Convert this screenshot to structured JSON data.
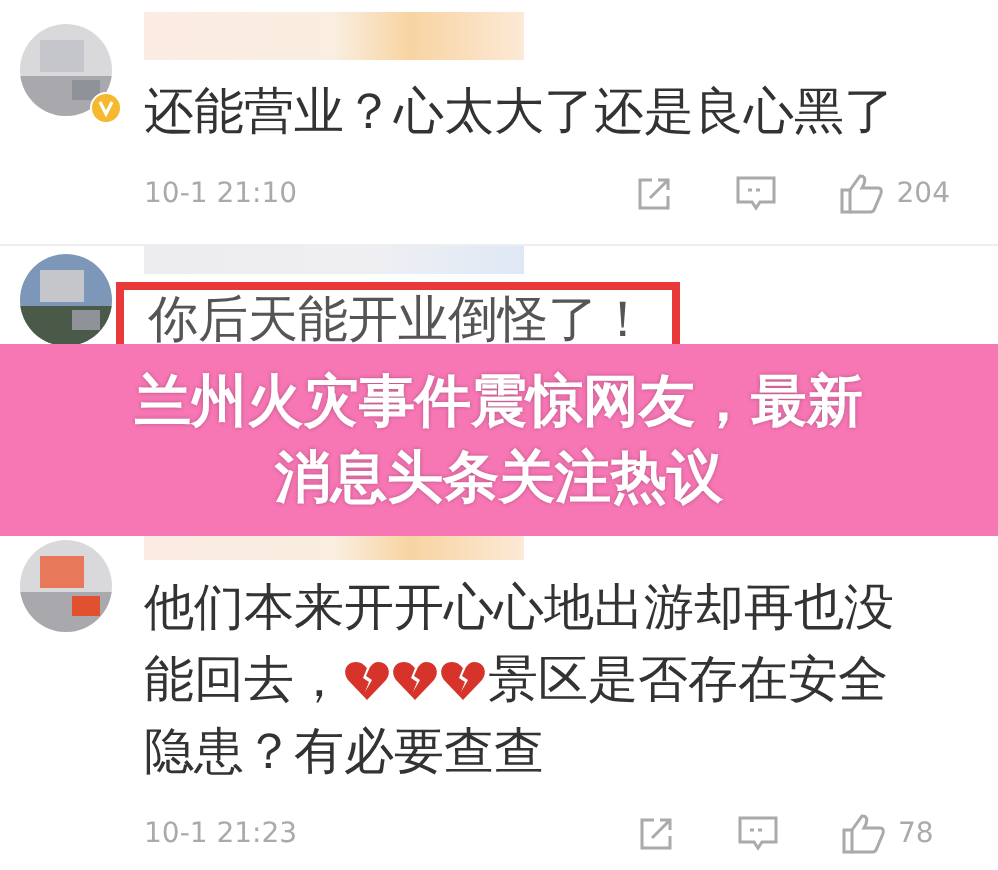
{
  "comments": [
    {
      "avatar": {
        "verified": true
      },
      "highlighted": false,
      "lines": [
        [
          {
            "kind": "text",
            "text": "还能营业？心太大了还是良心黑了"
          }
        ]
      ],
      "time": "10-1 21:10",
      "likes": "204"
    },
    {
      "avatar": {
        "verified": false
      },
      "highlighted": true,
      "lines": [
        [
          {
            "kind": "text",
            "text": "你后天能开业倒怪了！"
          }
        ]
      ]
    },
    {
      "avatar": {
        "verified": false
      },
      "highlighted": false,
      "lines": [
        [
          {
            "kind": "text",
            "text": "他们本来开开心心地出游却再也没"
          }
        ],
        [
          {
            "kind": "text",
            "text": "能回去，"
          },
          {
            "kind": "broken-heart"
          },
          {
            "kind": "broken-heart"
          },
          {
            "kind": "broken-heart"
          },
          {
            "kind": "text",
            "text": "景区是否存在安全"
          }
        ],
        [
          {
            "kind": "text",
            "text": "隐患？有必要查查"
          }
        ]
      ],
      "time": "10-1 21:23",
      "likes": "78"
    }
  ],
  "banner": {
    "lines": [
      "兰州火灾事件震惊网友，最新",
      "消息头条关注热议"
    ]
  }
}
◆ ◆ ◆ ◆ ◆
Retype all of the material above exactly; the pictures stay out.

Convert this screenshot to structured JSON data.
{
  "comments": [
    {
      "avatar": {
        "verified": true
      },
      "highlighted": false,
      "lines": [
        [
          {
            "kind": "text",
            "text": "还能营业？心太大了还是良心黑了"
          }
        ]
      ],
      "time": "10-1 21:10",
      "likes": "204"
    },
    {
      "avatar": {
        "verified": false
      },
      "highlighted": true,
      "lines": [
        [
          {
            "kind": "text",
            "text": "你后天能开业倒怪了！"
          }
        ]
      ]
    },
    {
      "avatar": {
        "verified": false
      },
      "highlighted": false,
      "lines": [
        [
          {
            "kind": "text",
            "text": "他们本来开开心心地出游却再也没"
          }
        ],
        [
          {
            "kind": "text",
            "text": "能回去，"
          },
          {
            "kind": "broken-heart"
          },
          {
            "kind": "broken-heart"
          },
          {
            "kind": "broken-heart"
          },
          {
            "kind": "text",
            "text": "景区是否存在安全"
          }
        ],
        [
          {
            "kind": "text",
            "text": "隐患？有必要查查"
          }
        ]
      ],
      "time": "10-1 21:23",
      "likes": "78"
    }
  ],
  "banner": {
    "lines": [
      "兰州火灾事件震惊网友，最新",
      "消息头条关注热议"
    ]
  }
}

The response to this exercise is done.